Work item
Copy each line of the records that includes "temp".

● ● ● ● ●

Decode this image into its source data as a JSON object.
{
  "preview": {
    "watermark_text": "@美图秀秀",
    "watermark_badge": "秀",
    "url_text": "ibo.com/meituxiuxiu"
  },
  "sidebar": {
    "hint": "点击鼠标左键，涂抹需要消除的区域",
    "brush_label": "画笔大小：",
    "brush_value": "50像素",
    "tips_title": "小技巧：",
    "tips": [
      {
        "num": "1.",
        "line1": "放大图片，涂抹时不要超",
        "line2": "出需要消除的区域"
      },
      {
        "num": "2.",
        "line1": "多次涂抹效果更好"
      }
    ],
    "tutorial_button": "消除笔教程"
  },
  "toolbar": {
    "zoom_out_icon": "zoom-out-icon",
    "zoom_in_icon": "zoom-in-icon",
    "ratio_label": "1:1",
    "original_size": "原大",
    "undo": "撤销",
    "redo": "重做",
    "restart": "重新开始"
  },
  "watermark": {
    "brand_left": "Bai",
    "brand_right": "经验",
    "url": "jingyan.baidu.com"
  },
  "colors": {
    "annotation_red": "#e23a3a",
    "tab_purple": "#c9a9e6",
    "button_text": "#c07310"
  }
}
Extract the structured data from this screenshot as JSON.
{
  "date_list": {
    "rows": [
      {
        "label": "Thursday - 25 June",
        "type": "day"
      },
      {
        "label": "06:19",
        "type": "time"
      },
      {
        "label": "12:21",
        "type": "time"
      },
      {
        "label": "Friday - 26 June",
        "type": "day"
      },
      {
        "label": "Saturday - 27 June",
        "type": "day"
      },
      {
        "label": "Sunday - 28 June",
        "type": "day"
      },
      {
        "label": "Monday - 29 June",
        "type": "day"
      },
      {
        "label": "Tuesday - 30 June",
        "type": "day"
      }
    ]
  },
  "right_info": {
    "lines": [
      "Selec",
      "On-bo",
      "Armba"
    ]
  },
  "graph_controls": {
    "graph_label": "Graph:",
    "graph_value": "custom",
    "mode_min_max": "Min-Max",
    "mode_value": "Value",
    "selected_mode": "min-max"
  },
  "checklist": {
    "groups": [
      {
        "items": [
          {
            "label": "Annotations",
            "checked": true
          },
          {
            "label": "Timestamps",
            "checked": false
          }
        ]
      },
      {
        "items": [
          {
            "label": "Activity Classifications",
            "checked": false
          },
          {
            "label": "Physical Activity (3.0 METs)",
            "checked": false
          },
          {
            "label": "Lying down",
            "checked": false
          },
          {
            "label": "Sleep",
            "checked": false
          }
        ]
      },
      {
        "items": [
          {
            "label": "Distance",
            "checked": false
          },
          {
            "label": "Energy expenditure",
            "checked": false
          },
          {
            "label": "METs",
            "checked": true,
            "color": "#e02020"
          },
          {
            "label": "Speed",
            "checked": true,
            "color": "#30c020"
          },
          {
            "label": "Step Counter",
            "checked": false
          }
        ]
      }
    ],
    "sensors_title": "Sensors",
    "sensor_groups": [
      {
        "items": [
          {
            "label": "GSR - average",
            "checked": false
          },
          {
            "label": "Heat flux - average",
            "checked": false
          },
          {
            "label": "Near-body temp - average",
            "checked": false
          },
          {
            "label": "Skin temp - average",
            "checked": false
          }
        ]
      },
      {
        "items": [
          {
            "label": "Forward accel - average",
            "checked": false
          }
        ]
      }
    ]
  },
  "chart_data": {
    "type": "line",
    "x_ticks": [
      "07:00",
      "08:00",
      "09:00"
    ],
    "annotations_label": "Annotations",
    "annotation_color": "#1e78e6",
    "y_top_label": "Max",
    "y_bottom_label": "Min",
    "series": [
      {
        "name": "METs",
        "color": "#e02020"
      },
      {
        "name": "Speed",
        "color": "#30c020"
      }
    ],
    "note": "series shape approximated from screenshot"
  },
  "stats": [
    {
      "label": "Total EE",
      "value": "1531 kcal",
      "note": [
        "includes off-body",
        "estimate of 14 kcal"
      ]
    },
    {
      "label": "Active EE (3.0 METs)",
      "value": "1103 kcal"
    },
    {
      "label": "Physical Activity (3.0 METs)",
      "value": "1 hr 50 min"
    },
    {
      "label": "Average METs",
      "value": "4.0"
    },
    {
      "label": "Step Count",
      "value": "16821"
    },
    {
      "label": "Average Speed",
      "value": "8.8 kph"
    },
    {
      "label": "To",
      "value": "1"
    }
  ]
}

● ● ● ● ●

Response
            "label": "Near-body temp - average",
            "label": "Skin temp - average",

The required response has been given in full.